Apple Seeking Patent for AR/VR Video Recording With Multi-Angle PlayBack
Apple has been actively creating virtual reality and augmented reality for quite some time now but a just-published patent shows that it is finally showing an interest in recording. The patent shows Apple is working on developing a fully recorded AR/VR experience that can be documented and then be replayed later.
Currently, it is already possible to record livestreams such as the gameplay in virtual reality. However, Apple is aiming to capture not just the computer-generated elements but also the real-world ones, too. This will constitute the additional content.
The streams of conventional 2D videos such as the YouTube streams in TV shows, movies, trailers or commentaries in games are visually flat.
Apple wants to change this when it comes to augmented reality and virtual reality streaming. The patent application is called “Media Compositor for Computer Generated Reality‘ and shows Apple has been working on composting multiple streams to create new possibilities such as enabling AR and VR viewers to watch the streamed content from their preferred angles.
The technology required for this is complex but the end product is very easy to grasp. Instead of simply recording both video and audio from one perspective like in the composited 2D view seen in the live videos from an iPhone or iPad camera with AR content like Pokémon in a scene, Apple wants to record separate streams which capture the entirety of the experience from the perspective of the recorder as well as the time-stamped extra data that can be used later on to change the experience for viewers. So the viewer is not just restricted to the recorded digital content but they are able to pull up some extra information from the real-world scene.
According to the Apple patent, the inclusion of 3D models or virtual objects in a composited stream enables users to have an enhanced experience of the recording or the live streaming. It could allow viewers to experience a scene from different viewpoints than the viewpoint of the creator; it could even allow viewers to move or rotate objects captured in the scene.
In the Apple system, a viewer of the AR/VR recording would even be able to move their heads and see the different viewpoints and also “experience sounds based on their own head orientation, relative positioning to the audio sources, etc”
The patent application consists of a series of descriptions on how any device/computer with sufficient processing power and storage can capture elements separately and at the same time simultaneously.
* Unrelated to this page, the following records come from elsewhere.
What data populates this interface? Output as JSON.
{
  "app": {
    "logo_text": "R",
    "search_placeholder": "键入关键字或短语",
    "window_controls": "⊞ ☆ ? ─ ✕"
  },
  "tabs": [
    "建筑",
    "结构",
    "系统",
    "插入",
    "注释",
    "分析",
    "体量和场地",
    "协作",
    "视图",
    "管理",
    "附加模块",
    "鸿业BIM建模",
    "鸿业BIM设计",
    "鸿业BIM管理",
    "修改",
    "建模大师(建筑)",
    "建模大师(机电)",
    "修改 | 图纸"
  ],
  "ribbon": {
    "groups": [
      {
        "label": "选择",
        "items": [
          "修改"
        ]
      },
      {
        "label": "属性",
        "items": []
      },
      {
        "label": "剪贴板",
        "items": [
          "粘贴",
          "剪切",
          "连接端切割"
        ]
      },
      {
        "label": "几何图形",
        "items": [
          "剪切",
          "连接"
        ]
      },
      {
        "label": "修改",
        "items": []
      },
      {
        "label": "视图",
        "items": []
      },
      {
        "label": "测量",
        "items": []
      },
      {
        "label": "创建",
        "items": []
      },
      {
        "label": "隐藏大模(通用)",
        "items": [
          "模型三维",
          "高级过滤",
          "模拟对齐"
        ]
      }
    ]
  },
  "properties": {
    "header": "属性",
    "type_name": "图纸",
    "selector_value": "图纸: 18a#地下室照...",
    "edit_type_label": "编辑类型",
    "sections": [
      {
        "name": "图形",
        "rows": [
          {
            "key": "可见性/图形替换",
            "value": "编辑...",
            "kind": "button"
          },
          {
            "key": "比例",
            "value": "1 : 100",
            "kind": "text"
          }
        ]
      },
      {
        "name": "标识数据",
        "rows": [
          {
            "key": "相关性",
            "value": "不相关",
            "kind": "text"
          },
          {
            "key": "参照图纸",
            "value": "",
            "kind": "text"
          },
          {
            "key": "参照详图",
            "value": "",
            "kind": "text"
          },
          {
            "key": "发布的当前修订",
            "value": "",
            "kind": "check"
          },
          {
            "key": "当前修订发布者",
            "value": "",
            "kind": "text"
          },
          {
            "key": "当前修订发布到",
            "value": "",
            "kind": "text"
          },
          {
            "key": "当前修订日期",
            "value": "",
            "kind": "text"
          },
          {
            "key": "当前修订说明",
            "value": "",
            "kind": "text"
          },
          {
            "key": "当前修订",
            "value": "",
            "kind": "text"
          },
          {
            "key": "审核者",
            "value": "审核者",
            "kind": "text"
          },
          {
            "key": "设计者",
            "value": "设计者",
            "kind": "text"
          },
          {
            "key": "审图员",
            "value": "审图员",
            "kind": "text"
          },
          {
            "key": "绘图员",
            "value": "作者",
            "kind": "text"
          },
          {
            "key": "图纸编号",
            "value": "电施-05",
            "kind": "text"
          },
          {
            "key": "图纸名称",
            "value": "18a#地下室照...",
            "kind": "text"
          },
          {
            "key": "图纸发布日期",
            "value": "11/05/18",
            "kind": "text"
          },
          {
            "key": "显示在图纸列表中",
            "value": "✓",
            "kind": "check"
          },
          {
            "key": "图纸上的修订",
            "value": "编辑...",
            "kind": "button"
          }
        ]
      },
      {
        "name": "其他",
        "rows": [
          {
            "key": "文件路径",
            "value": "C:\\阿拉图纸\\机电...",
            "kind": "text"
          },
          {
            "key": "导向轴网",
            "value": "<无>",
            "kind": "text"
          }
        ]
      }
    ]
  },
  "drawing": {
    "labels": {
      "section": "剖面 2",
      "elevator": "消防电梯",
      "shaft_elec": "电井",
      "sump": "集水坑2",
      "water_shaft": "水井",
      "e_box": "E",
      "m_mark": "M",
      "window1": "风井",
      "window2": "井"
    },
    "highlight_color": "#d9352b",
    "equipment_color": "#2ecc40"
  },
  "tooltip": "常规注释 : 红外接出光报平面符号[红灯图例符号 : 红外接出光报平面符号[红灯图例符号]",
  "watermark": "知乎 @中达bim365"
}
These can subsequently be recombined “to form a composited stream” that will contain the entire experience.
The device will capture the first data consisting of rendered frames as well as one or more additional data streams that will constitute the additional data. The rendered frame content such as 2D images or 3D models will represent the real content or the virtual content that has been rendered in a computer-generated reality (CGR) content experience.
Apple calls the computer that will record these streams as being a “media compositor” that will be capable of recording multiple and separate data streams and then keeps them synchronized.
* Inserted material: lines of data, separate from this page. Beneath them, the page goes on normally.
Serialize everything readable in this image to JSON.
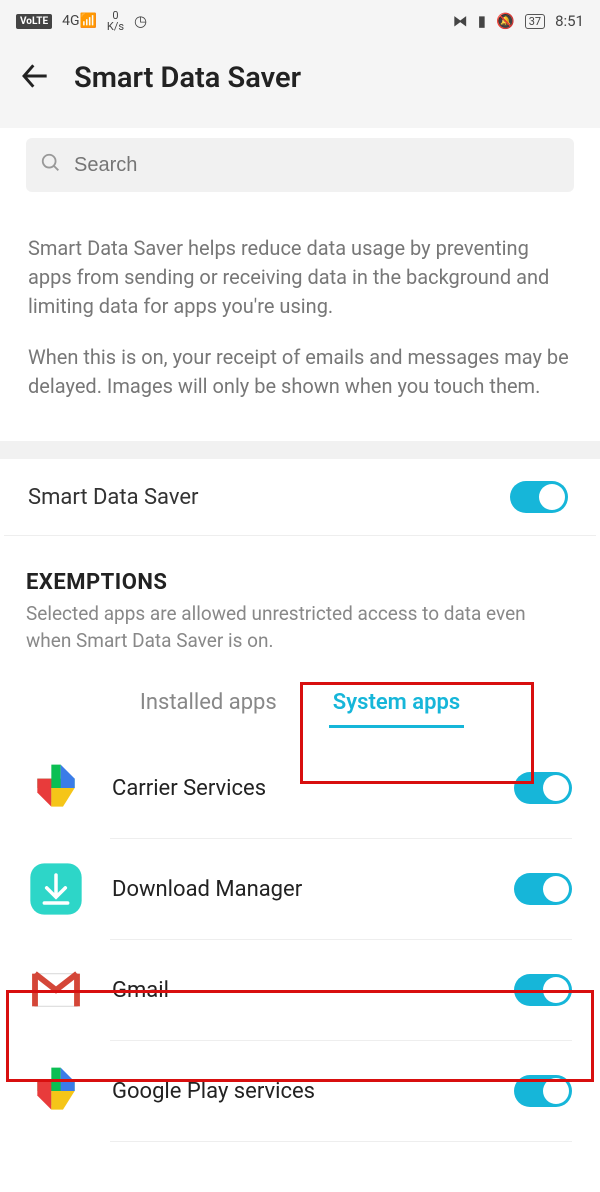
{
  "status": {
    "volte": "VoLTE",
    "sig": "4G",
    "kbs_top": "0",
    "kbs_bot": "K/s",
    "battery": "37",
    "time": "8:51"
  },
  "header": {
    "title": "Smart Data Saver"
  },
  "search": {
    "placeholder": "Search"
  },
  "description": {
    "p1": "Smart Data Saver helps reduce data usage by preventing apps from sending or receiving data in the background and limiting data for apps you're using.",
    "p2": "When this is on, your receipt of emails and messages may be delayed. Images will only be shown when you touch them."
  },
  "main_toggle": {
    "label": "Smart Data Saver",
    "on": true
  },
  "exemptions": {
    "title": "EXEMPTIONS",
    "subtitle": "Selected apps are allowed unrestricted access to data even when Smart Data Saver is on.",
    "tabs": {
      "installed": "Installed apps",
      "system": "System apps",
      "active": "system"
    }
  },
  "apps": [
    {
      "name": "Carrier Services",
      "on": true
    },
    {
      "name": "Download Manager",
      "on": true
    },
    {
      "name": "Gmail",
      "on": true
    },
    {
      "name": "Google Play services",
      "on": true
    }
  ]
}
One use case for this is that the technology could enable a viewer to experience the AR/VR content from an angle that is different from that of the streamer by using the same 3D models as well as the embedded positional audio details in order to appropriately recreate the scene from the perspective of the mixed reality headset.
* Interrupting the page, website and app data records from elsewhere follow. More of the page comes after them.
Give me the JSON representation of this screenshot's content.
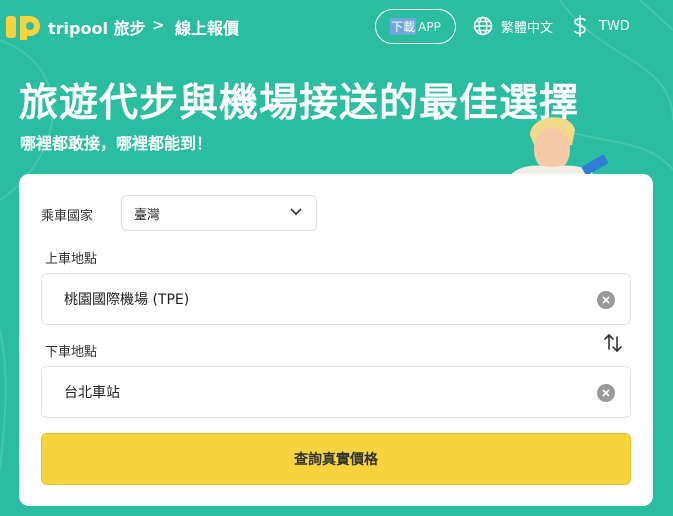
{
  "header": {
    "brand": "tripool 旅步",
    "breadcrumb": "線上報價",
    "download_prefix": "下載",
    "download_suffix": "APP",
    "language": "繁體中文",
    "currency": "TWD"
  },
  "hero": {
    "title": "旅遊代步與機場接送的最佳選擇",
    "subtitle": "哪裡都敢接，哪裡都能到！"
  },
  "form": {
    "country_label": "乘車國家",
    "country_value": "臺灣",
    "pickup_label": "上車地點",
    "pickup_value": "桃園國際機場 (TPE)",
    "dropoff_label": "下車地點",
    "dropoff_value": "台北車站",
    "submit_label": "查詢真實價格"
  },
  "icons": {
    "logo": "tripool-logo",
    "breadcrumb_separator": "chevron-right-icon",
    "language": "globe-icon",
    "currency": "dollar-icon",
    "select": "chevron-down-icon",
    "clear": "clear-icon",
    "swap": "swap-icon"
  },
  "colors": {
    "background": "#2bbd9f",
    "accent_button": "#f7d43e",
    "card": "#ffffff",
    "clear_icon": "#9a9a9a"
  }
}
Another implementation could involve separately recording multiple viewing angles which viewers can subsequently switch between. Based on the capabilities of the AR/VR hardware, other possible implementations could include bringing in certain aspects of the original scene such as the illumination, temperature along with the human participants into or out of the stream.
Ultimately, Apple wants to create AR/VR recordings that can be easily stored and which have a “rich” depth that viewers can experience in multiple ways. This could potentially appear in the form of a web plugin which passively plays the composited content such as a video but then morphs into more interactive content that users can engage with.
Apple has had a history of creating interactive iAds and this could be its bet for the next-level user engagement with advertisements or next evolution of Twitch-style video streams for augmented reality games.
This is a patent application, though, and there is no set timeline for the rollout of this technology. However, the tech could also tie in nicely with Apple’s current AR/VR hardware development efforts which it has been tight-lipped about so far.
Five inventors have been credited in the patent application: M. Movshovich, Ranjit Desai, Perry A. Caro, Gurjeet S. Saund and Venu M. Duggineni.